Figure 23: Screenshot of HCM World Map on the Web showing the Identify button function Screenshot of HCM World Map on the Web . Note the depressed (selected) Identify button in the toolbar on the left and the pop-up message box displaying additional information on Canada after the latter was clicked. Any other information, e.g., health related, could have been displayed instead or additionally depending on what is available in the underlying table in ArcView from which these attributes are "pulled" and associated with the hypermaps when they are generated by WebView. Other buttons on the toolbar allow zooming in and out and panning the map, and activating the HotLink function (instead of Identify), so that clicking a country retrieves the bibliographic cards of resources associated with it in a separate pop-up window. Unlike the dynamic, always up-to-date information (database queries) associated with the HotLink button, information associated with the Identify button is static (exported with the maps from ArcView and detached from the latter) and can be only updated (if needed) by regenerating the maps using WebView.
Mentions: - other attribute information can be displayed on mouse click while the Identify button is selected, e.g., to display more country information in a message box based on one or more attribute fields (Figure 23 below); and

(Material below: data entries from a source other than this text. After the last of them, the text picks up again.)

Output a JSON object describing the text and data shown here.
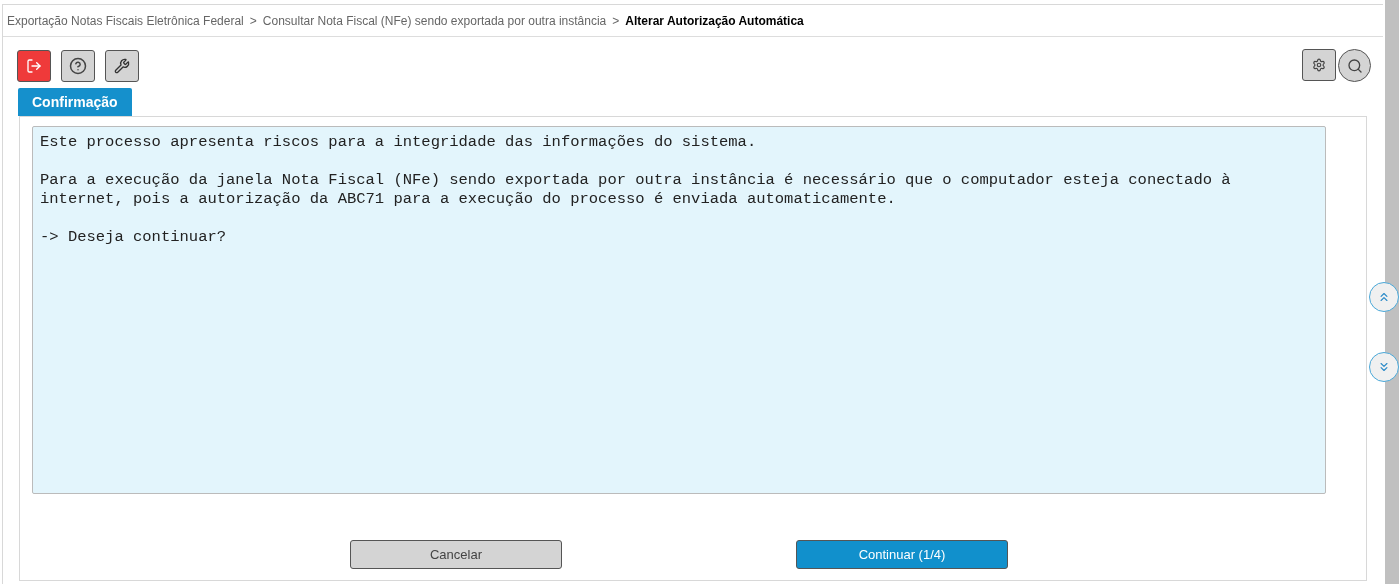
{
  "breadcrumb": [
    {
      "label": "Exportação Notas Fiscais Eletrônica Federal",
      "current": false
    },
    {
      "label": "Consultar Nota Fiscal (NFe) sendo exportada por outra instância",
      "current": false
    },
    {
      "label": "Alterar Autorização Automática",
      "current": true
    }
  ],
  "breadcrumb_separator": ">",
  "tabs": [
    {
      "label": "Confirmação",
      "selected": true
    }
  ],
  "message": {
    "paragraphs": [
      [
        "Este processo apresenta riscos para a integridade das informações do sistema."
      ],
      [
        "Para a execução da janela Nota Fiscal (NFe) sendo exportada por outra instância é necessário que o computador esteja conectado à",
        "internet, pois a autorização da ABC71 para a execução do processo é enviada automaticamente."
      ],
      [
        "-> Deseja continuar?"
      ]
    ]
  },
  "buttons": [
    {
      "label": "Cancelar",
      "kind": "secondary"
    },
    {
      "label": "Continuar (1/4)",
      "kind": "primary"
    }
  ]
}
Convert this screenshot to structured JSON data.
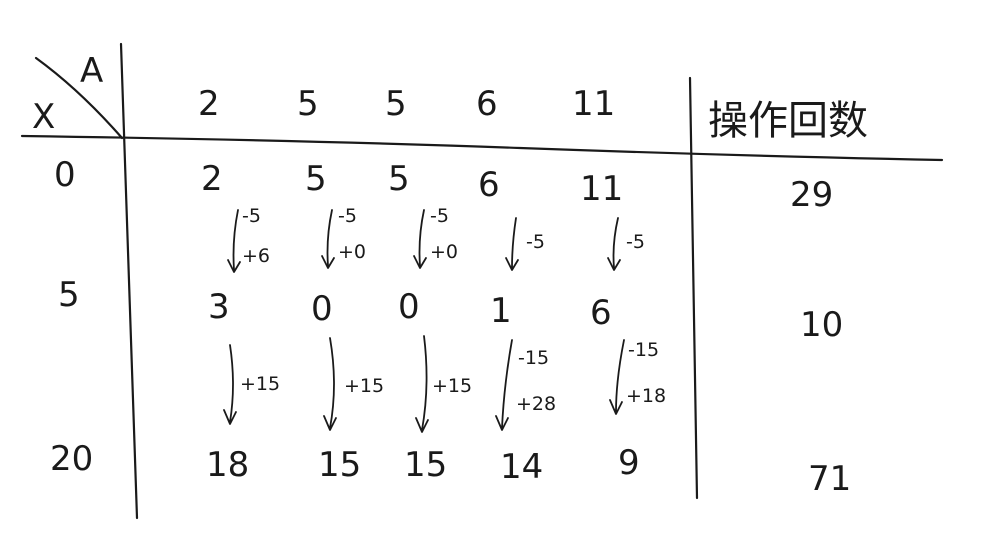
{
  "corner": {
    "row_var": "X",
    "col_var": "A"
  },
  "header": {
    "a_values": [
      "2",
      "5",
      "5",
      "6",
      "11"
    ],
    "ops_label": "操作回数"
  },
  "rows": [
    {
      "x": "0",
      "values": [
        "2",
        "5",
        "5",
        "6",
        "11"
      ],
      "ops": "29"
    },
    {
      "x": "5",
      "values": [
        "3",
        "0",
        "0",
        "1",
        "6"
      ],
      "ops": "10"
    },
    {
      "x": "20",
      "values": [
        "18",
        "15",
        "15",
        "14",
        "9"
      ],
      "ops": "71"
    }
  ],
  "transitions": [
    [
      {
        "line1": "-5",
        "line2": "+6"
      },
      {
        "line1": "-5",
        "line2": "+0"
      },
      {
        "line1": "-5",
        "line2": "+0"
      },
      {
        "line1": "-5",
        "line2": ""
      },
      {
        "line1": "-5",
        "line2": ""
      }
    ],
    [
      {
        "line1": "+15",
        "line2": ""
      },
      {
        "line1": "+15",
        "line2": ""
      },
      {
        "line1": "+15",
        "line2": ""
      },
      {
        "line1": "-15",
        "line2": "+28"
      },
      {
        "line1": "-15",
        "line2": "+18"
      }
    ]
  ]
}
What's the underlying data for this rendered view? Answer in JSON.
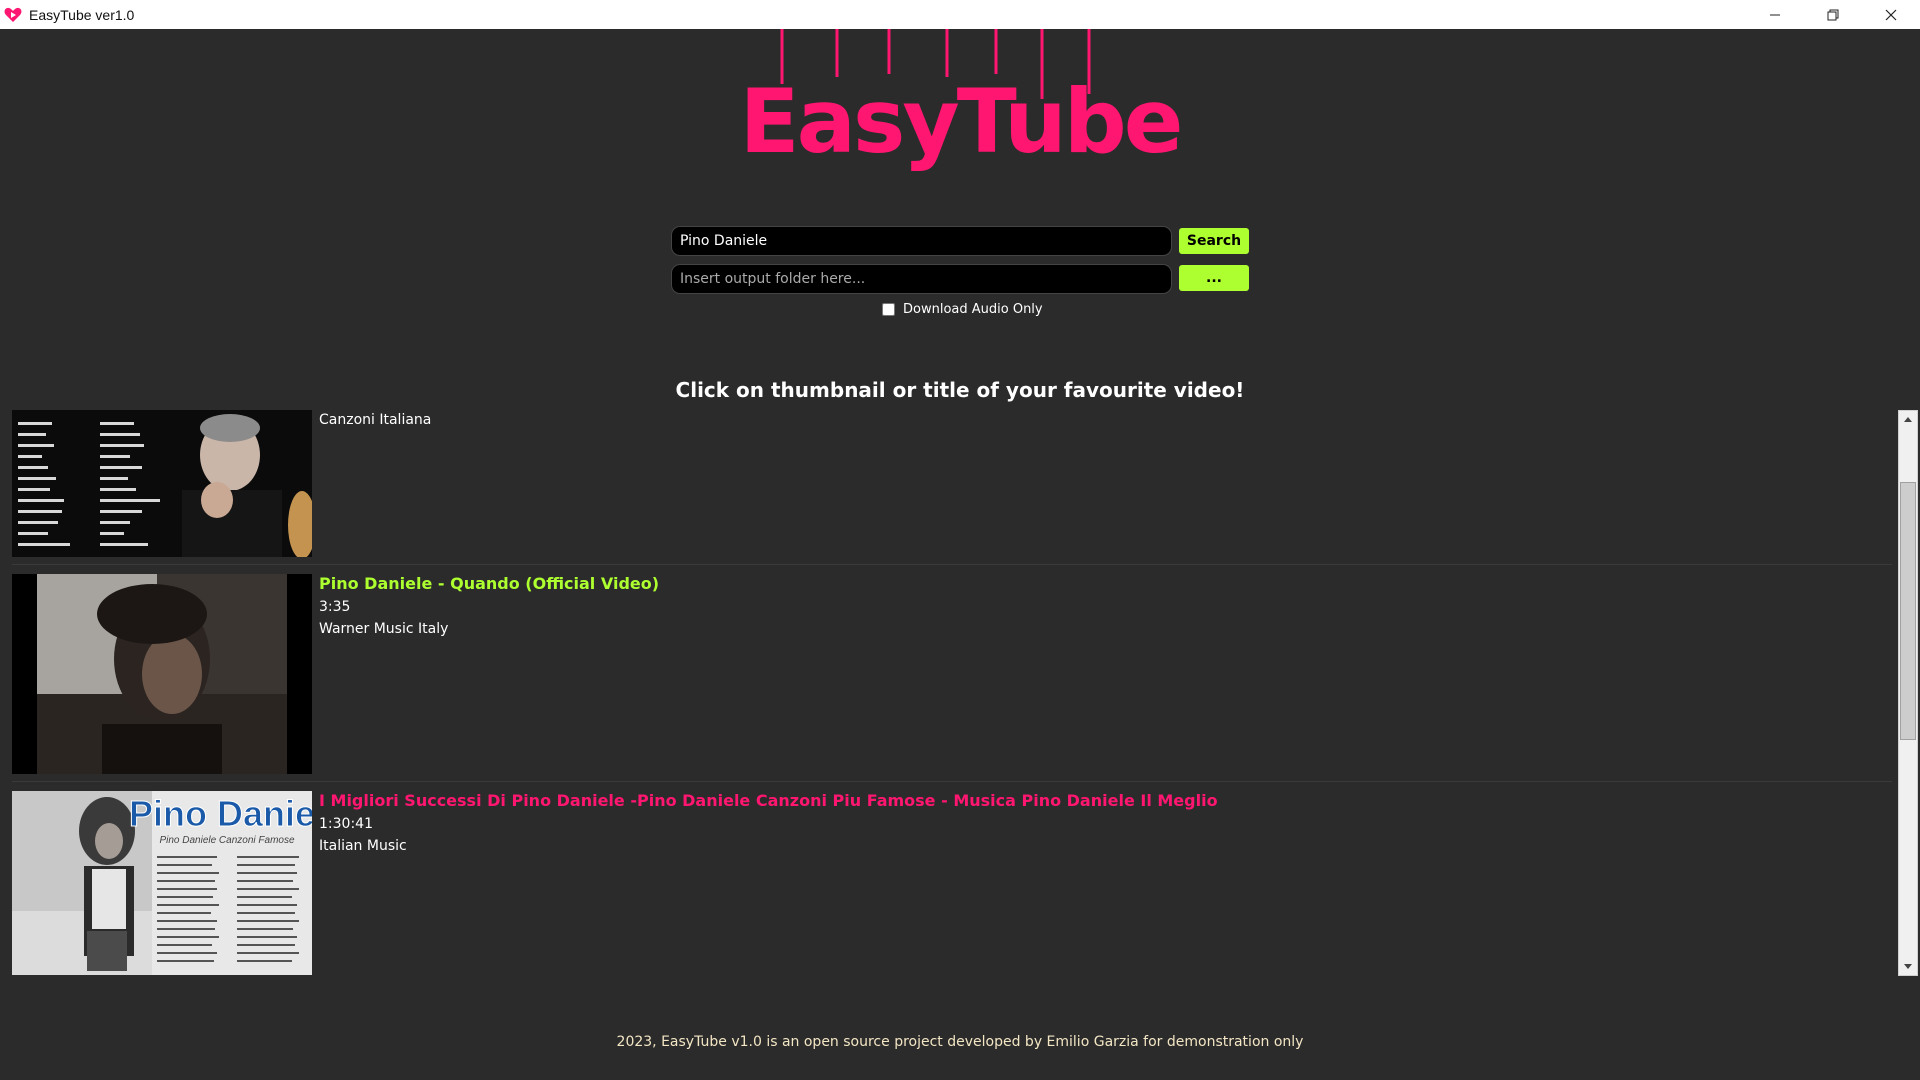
{
  "window": {
    "title": "EasyTube ver1.0",
    "icon": "heart-play-icon",
    "controls": [
      "minimize-icon",
      "restore-icon",
      "close-icon"
    ]
  },
  "logo": {
    "text": "EasyTube",
    "color": "#ff1670"
  },
  "search": {
    "value": "Pino Daniele",
    "button_label": "Search"
  },
  "folder": {
    "placeholder": "Insert output folder here...",
    "button_label": "..."
  },
  "audio_only": {
    "label": "Download Audio Only",
    "checked": false
  },
  "instruction": "Click on thumbnail or title of your favourite video!",
  "results": [
    {
      "title": "Canzoni Italiana",
      "duration": "",
      "channel": "",
      "thumbnail": "tracklist-portrait-thumbnail"
    },
    {
      "title": "Pino Daniele - Quando (Official Video)",
      "title_color": "#adff2f",
      "duration": "3:35",
      "channel": "Warner Music Italy",
      "thumbnail": "video-still-thumbnail"
    },
    {
      "title": "I Migliori Successi Di Pino Daniele -Pino Daniele Canzoni Piu Famose - Musica Pino Daniele Il Meglio",
      "title_color": "#ff1670",
      "duration": "1:30:41",
      "channel": "Italian Music",
      "thumbnail": "album-cover-thumbnail",
      "thumb_heading": "Pino Daniele",
      "thumb_subheading": "Pino Daniele Canzoni Famose"
    }
  ],
  "footer": "2023, EasyTube v1.0 is an open source project developed by Emilio Garzia for demonstration only",
  "colors": {
    "background": "#2b2b2b",
    "accent_green": "#adff2f",
    "accent_pink": "#ff1670"
  }
}
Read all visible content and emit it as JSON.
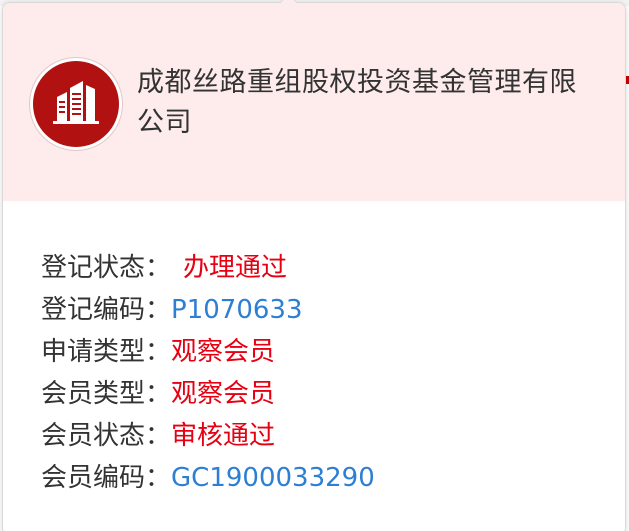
{
  "company": {
    "name": "成都丝路重组股权投资基金管理有限公司",
    "logo_icon": "building-icon",
    "logo_color": "#b21111",
    "header_bg": "#fdeceb"
  },
  "info_rows": [
    {
      "label": "登记状态：",
      "value": "办理通过",
      "color": "#e60012"
    },
    {
      "label": "登记编码：",
      "value": "P1070633",
      "color": "#2d7fd3"
    },
    {
      "label": "申请类型：",
      "value": "观察会员",
      "color": "#e60012"
    },
    {
      "label": "会员类型：",
      "value": "观察会员",
      "color": "#e60012"
    },
    {
      "label": "会员状态：",
      "value": "审核通过",
      "color": "#e60012"
    },
    {
      "label": "会员编码：",
      "value": "GC1900033290",
      "color": "#2d7fd3"
    }
  ]
}
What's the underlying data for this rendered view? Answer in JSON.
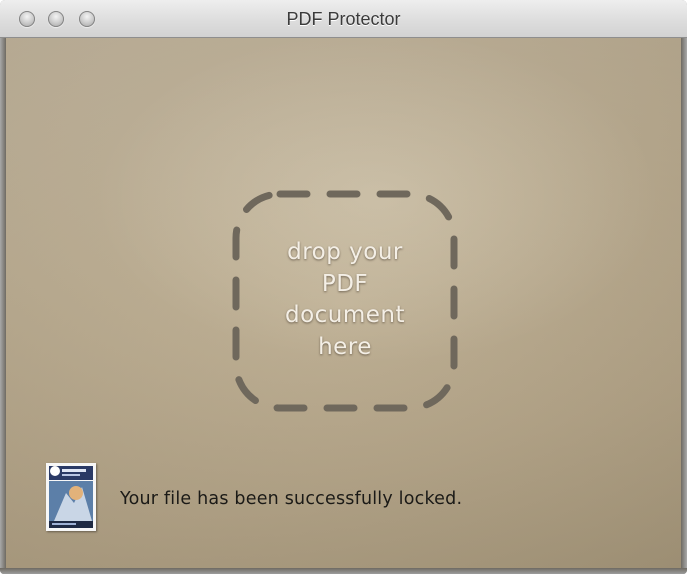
{
  "window": {
    "title": "PDF Protector"
  },
  "dropzone": {
    "text_lines": [
      "drop your",
      "PDF",
      "document",
      "here"
    ]
  },
  "status": {
    "message": "Your file has been successfully locked.",
    "thumbnail": "pdf-document-thumbnail"
  },
  "colors": {
    "background": "#c1b398",
    "dash": "#6f685c",
    "dropzone_text": "#f4efe6",
    "status_text": "#1b1a17"
  }
}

Bottom Line: WebView, the Internet extension to ArcView, publishes HealthCyberMap ArcView Views as Web client-side imagemaps.This paper describes HealthCyberMap simple, low-cost method for "patching" WebView to serve hypermaps with dynamic database drill-down functionality on the Web.CONCLUSION: The authors believe their map serving approach as adopted in HealthCyberMap has been very successful, especially in cases when only map attribute data change without a corresponding effect on map appearance.

View Article: PubMed Central - HTML - PubMed

Affiliation: Centre for Measurement and Information in Medicine, School of Informatics, City University, London EC1V 0HB, UK. M.Nabih-Kamel-Boulos@city.ac.uk

ABSTRACT
BACKGROUND: HealthCyberMap http://healthcybermap.semanticweb.org aims at mapping parts of health information cyberspace in novel ways to deliver a semantically superior user experience. This is achieved through "intelligent" categorisation and interactive hypermedia visualisation of health resources using metadata, clinical codes and GIS. HealthCyberMap is an ArcView 3.1 project. WebView, the Internet extension to ArcView, publishes HealthCyberMap ArcView Views as Web client-side imagemaps. The basic WebView set-up does not support any GIS database connection, and published Web maps become disconnected from the original project. A dedicated Internet map server would be the best way to serve HealthCyberMap database-driven interactive Web maps, but is an expensive and complex solution to acquire, run and maintain. This paper describes HealthCyberMap simple, low-cost method for "patching" WebView to serve hypermaps with dynamic database drill-down functionality on the Web. RESULTS: The proposed solution is currently used for publishing HealthCyberMap GIS-generated navigational information maps on the Web while maintaining their links with the underlying resource metadata base. CONCLUSION: The authors believe their map serving approach as adopted in HealthCyberMap has been very successful, especially in cases when only map attribute data change without a corresponding effect on map appearance. It should be also possible to use the same solution to publish other interactive GIS-driven maps on the Web, e.g., maps of real world health problems.

No MeSH data available.


Related in: MedlinePlus